Records from a data collection

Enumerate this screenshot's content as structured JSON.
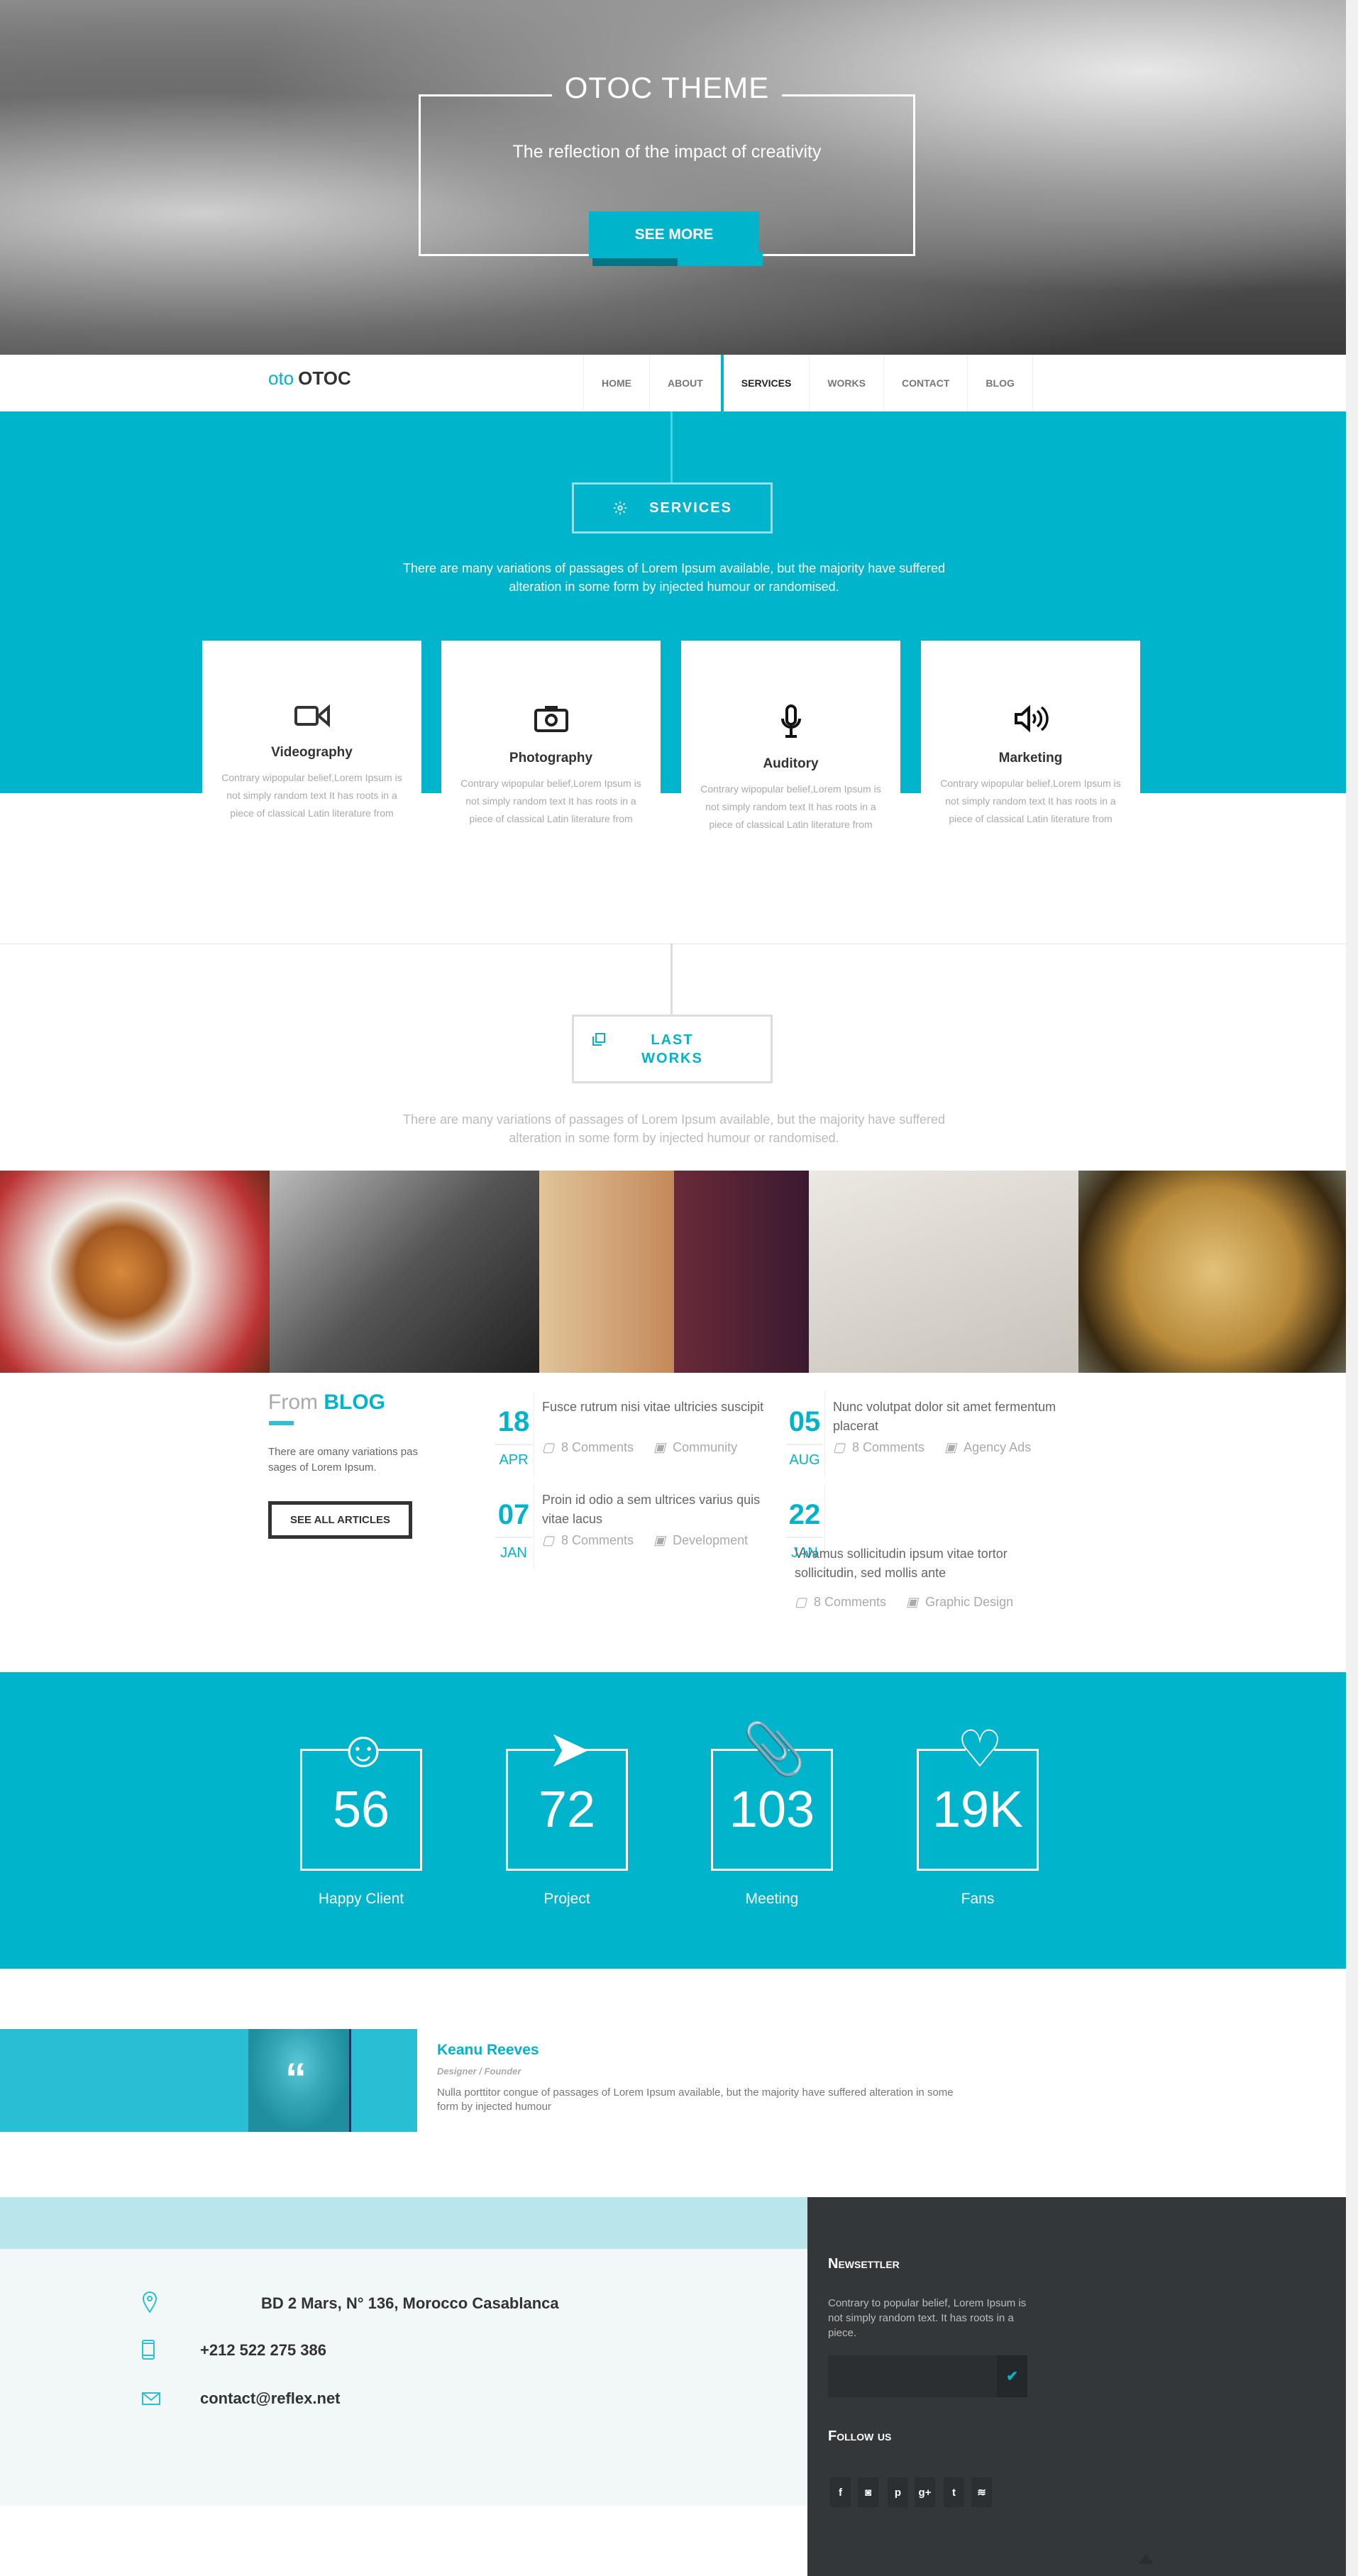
{
  "hero": {
    "title": "OTOC THEME",
    "subtitle": "The reflection of the impact of creativity",
    "button": "SEE MORE"
  },
  "nav": {
    "logo_mark": "oto",
    "logo_text": "OTOC",
    "items": [
      {
        "label": "HOME"
      },
      {
        "label": "ABOUT"
      },
      {
        "label": "SERVICES",
        "active": true
      },
      {
        "label": "WORKS"
      },
      {
        "label": "CONTACT"
      },
      {
        "label": "BLOG"
      }
    ]
  },
  "services": {
    "title": "SERVICES",
    "description": "There are many variations of passages of Lorem Ipsum available, but the majority have suffered alteration in some form by injected humour or randomised.",
    "cards": [
      {
        "icon": "video-camera-icon",
        "title": "Videography",
        "text": "Contrary wipopular belief,Lorem Ipsum is not simply random text It has roots in a piece of classical Latin literature from"
      },
      {
        "icon": "camera-icon",
        "title": "Photography",
        "text": "Contrary wipopular belief,Lorem Ipsum is not simply random text It has roots in a piece of classical Latin literature from"
      },
      {
        "icon": "microphone-icon",
        "title": "Auditory",
        "text": "Contrary wipopular belief,Lorem Ipsum is not simply random text It has roots in a piece of classical Latin literature from"
      },
      {
        "icon": "speaker-icon",
        "title": "Marketing",
        "text": "Contrary wipopular belief,Lorem Ipsum is not simply random text It has roots in a piece of classical Latin literature from"
      }
    ]
  },
  "works": {
    "title_line1": "LAST",
    "title_line2": "WORKS",
    "description": "There are many variations of passages of Lorem Ipsum available, but the majority have suffered alteration in some form by injected humour or randomised."
  },
  "blog": {
    "title_prefix": "From",
    "title_accent": "BLOG",
    "description": "There are omany variations pas sages of Lorem Ipsum.",
    "button": "SEE ALL ARTICLES",
    "posts": [
      {
        "day": "18",
        "month": "APR",
        "title": "Fusce rutrum nisi vitae ultricies suscipit",
        "comments": "8 Comments",
        "category": "Community"
      },
      {
        "day": "05",
        "month": "AUG",
        "title": "Nunc volutpat dolor sit amet fermentum placerat",
        "comments": "8 Comments",
        "category": "Agency Ads"
      },
      {
        "day": "07",
        "month": "JAN",
        "title": "Proin id odio a sem ultrices varius quis vitae lacus",
        "comments": "8 Comments",
        "category": "Development"
      },
      {
        "day": "22",
        "month": "JAN",
        "title": "Vivamus sollicitudin ipsum vitae tortor sollicitudin, sed mollis ante",
        "comments": "8 Comments",
        "category": "Graphic Design"
      }
    ]
  },
  "stats": [
    {
      "icon": "user-icon",
      "value": "56",
      "label": "Happy Client"
    },
    {
      "icon": "paper-plane-icon",
      "value": "72",
      "label": "Project"
    },
    {
      "icon": "paperclip-icon",
      "value": "103",
      "label": "Meeting"
    },
    {
      "icon": "heart-icon",
      "value": "19K",
      "label": "Fans"
    }
  ],
  "testimonial": {
    "name": "Keanu Reeves",
    "role": "Designer / Founder",
    "text": "Nulla porttitor congue of passages of Lorem Ipsum available, but the majority have suffered alteration in some form by injected humour"
  },
  "contact": {
    "address": "BD 2 Mars, N° 136, Morocco Casablanca",
    "phone": "+212 522 275 386",
    "email": "contact@reflex.net"
  },
  "newsletter": {
    "title": "Newsettler",
    "text": "Contrary to popular belief, Lorem Ipsum is not simply random text. It has roots in a piece.",
    "input_value": ""
  },
  "follow": {
    "title": "Follow us",
    "networks": [
      {
        "icon": "facebook-icon",
        "glyph": "f"
      },
      {
        "icon": "instagram-icon",
        "glyph": "◙"
      },
      {
        "icon": "pinterest-icon",
        "glyph": "p"
      },
      {
        "icon": "google-plus-icon",
        "glyph": "g+"
      },
      {
        "icon": "twitter-icon",
        "glyph": "t"
      },
      {
        "icon": "rss-icon",
        "glyph": "≋"
      }
    ]
  },
  "colors": {
    "accent": "#00b4cc",
    "dark": "#343739",
    "footer_light": "#f2f7f8"
  }
}
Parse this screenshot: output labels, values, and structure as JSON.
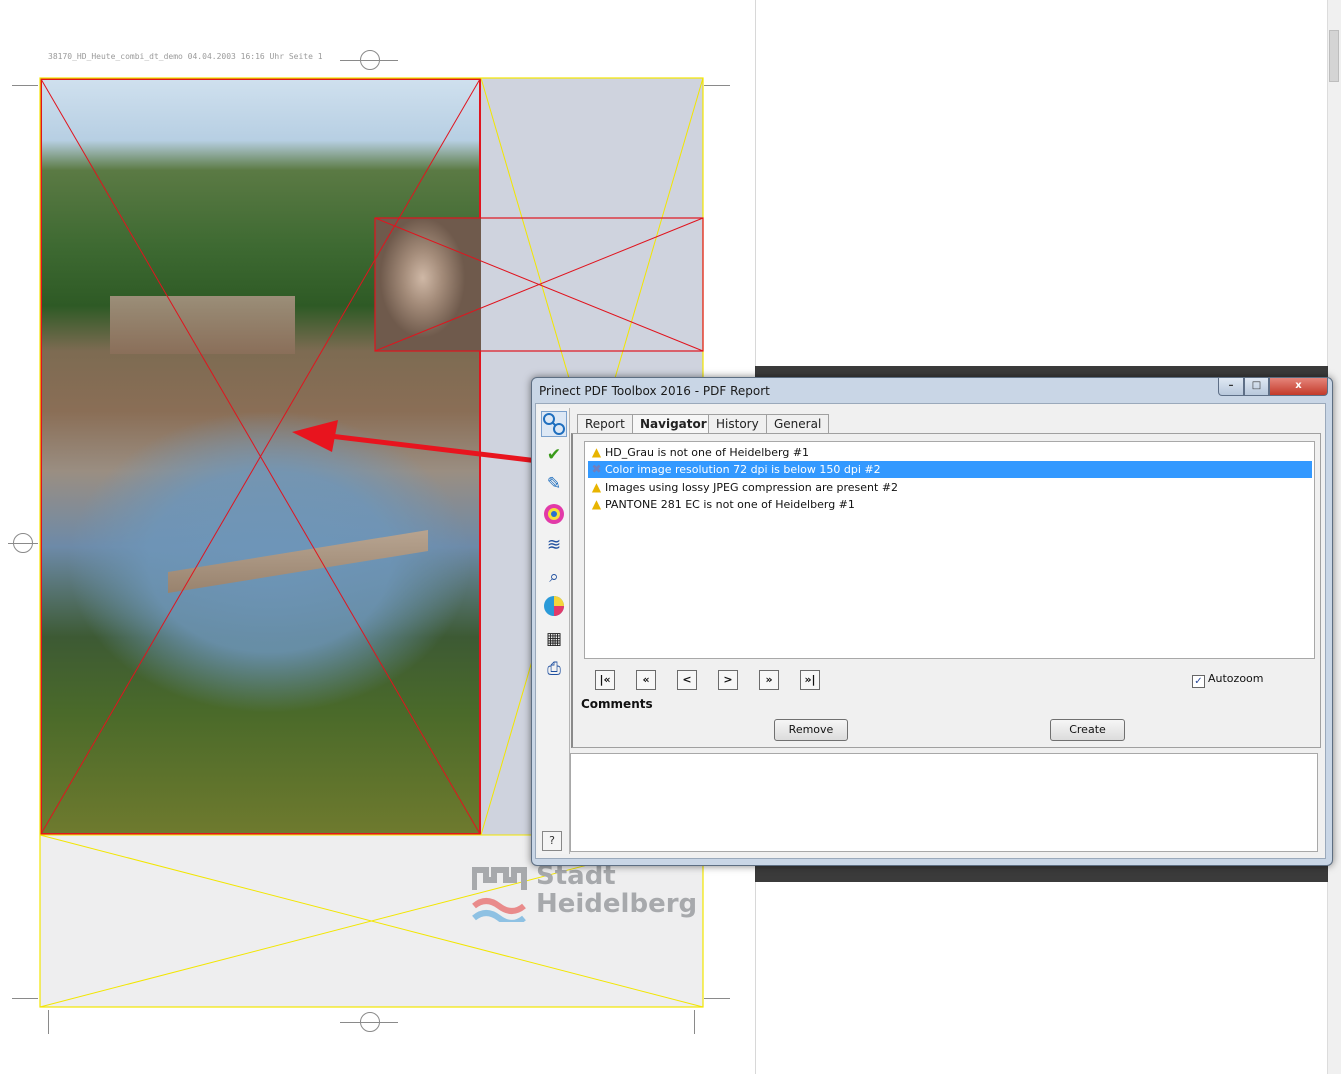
{
  "document": {
    "slug_line": "38170_HD_Heute_combi_dt_demo  04.04.2003  16:16 Uhr  Seite 1",
    "logo_line1": "Stadt",
    "logo_line2": "Heidelberg"
  },
  "dialog": {
    "title": "Prinect PDF Toolbox 2016 - PDF Report",
    "window_buttons": {
      "minimize": "–",
      "maximize": "□",
      "close": "x"
    },
    "sidebar_icons": [
      "navigator-icon",
      "check-icon",
      "fix-icon",
      "color-wheel-icon",
      "layers-icon",
      "inspect-icon",
      "separation-icon",
      "grid-icon",
      "preview-icon"
    ],
    "help_label": "?",
    "tabs": [
      {
        "label": "Report",
        "active": false
      },
      {
        "label": "Navigator",
        "active": true
      },
      {
        "label": "History",
        "active": false
      },
      {
        "label": "General",
        "active": false
      }
    ],
    "items": [
      {
        "icon": "warning-icon",
        "text": "HD_Grau is not one of Heidelberg #1",
        "selected": false
      },
      {
        "icon": "error-icon",
        "text": "Color image resolution 72 dpi is below 150 dpi #2",
        "selected": true
      },
      {
        "icon": "warning-icon",
        "text": "Images using lossy JPEG compression are present #2",
        "selected": false
      },
      {
        "icon": "warning-icon",
        "text": "PANTONE 281 EC is not one of Heidelberg #1",
        "selected": false
      }
    ],
    "nav_buttons": [
      "|«",
      "«",
      "<",
      ">",
      "»",
      "»|"
    ],
    "autozoom_label": "Autozoom",
    "autozoom_checked": true,
    "comments_label": "Comments",
    "remove_label": "Remove",
    "create_label": "Create"
  },
  "colors": {
    "trim_red": "#e0141e",
    "bleed_yellow": "#f2e600",
    "selection_blue": "#3399ff",
    "warning_yellow": "#e8b400"
  }
}
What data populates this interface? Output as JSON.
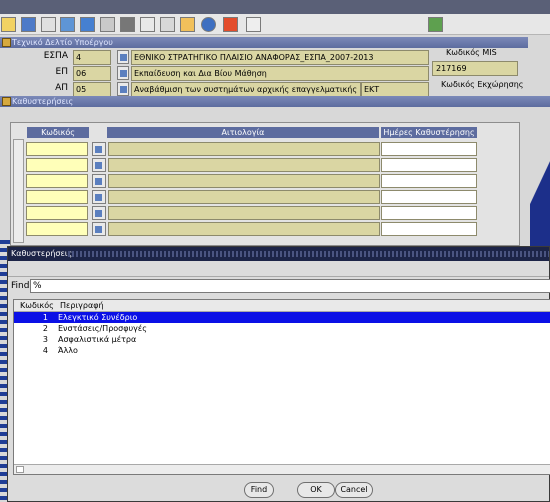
{
  "form_header": {
    "title": "Τεχνικό Δελτίο Υποέργου",
    "fields": [
      {
        "label": "ΕΣΠΑ",
        "code": "4",
        "value": "ΕΘΝΙΚΟ ΣΤΡΑΤΗΓΙΚΟ ΠΛΑΙΣΙΟ ΑΝΑΦΟΡΑΣ_ΕΣΠΑ_2007-2013"
      },
      {
        "label": "ΕΠ",
        "code": "06",
        "value": "Εκπαίδευση και Δια Βίου Μάθηση"
      },
      {
        "label": "ΑΠ",
        "code": "05",
        "value": "Αναβάθμιση των συστημάτων αρχικής επαγγελματικής κατάρτιση",
        "extra": "ΕΚΤ"
      }
    ],
    "mis_label": "Κωδικός MIS",
    "mis_value": "217169",
    "kod_label": "Κωδικός Εκχώρησης"
  },
  "delays_form": {
    "title": "Καθυστερήσεις",
    "columns": {
      "code": "Κωδικός",
      "reason": "Αιτιολογία",
      "days": "Ημέρες Καθυστέρησης"
    }
  },
  "lov_dialog": {
    "title": "Καθυστερήσεις",
    "find_label": "Find",
    "find_value": "%",
    "col_code": "Κωδικός",
    "col_desc": "Περιγραφή",
    "rows": [
      {
        "code": "1",
        "desc": "Ελεγκτικό Συνέδριο"
      },
      {
        "code": "2",
        "desc": "Ενστάσεις/Προσφυγές"
      },
      {
        "code": "3",
        "desc": "Ασφαλιστικά μέτρα"
      },
      {
        "code": "4",
        "desc": "Άλλο"
      }
    ],
    "selected_index": 0,
    "buttons": {
      "find": "Find",
      "ok": "OK",
      "cancel": "Cancel"
    }
  },
  "colors": {
    "selection": "#0b10e6",
    "title_bar": "#1c2447",
    "field_khaki": "#dad6a3",
    "field_yellow": "#ffffb9"
  },
  "toolbar_icons": [
    "save-icon",
    "grid-icon",
    "up-arrow-icon",
    "down-arrow-icon",
    "print-icon",
    "open-icon",
    "edit-icon",
    "copy-icon",
    "paste-icon",
    "help-icon",
    "exit-icon",
    "document-icon",
    "navigate-icon"
  ]
}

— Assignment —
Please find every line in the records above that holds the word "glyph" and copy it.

— Solution for this task —
        "glyph": "f"
        "glyph": "◙"
        "glyph": "p"
        "glyph": "g+"
        "glyph": "t"
        "glyph": "≋"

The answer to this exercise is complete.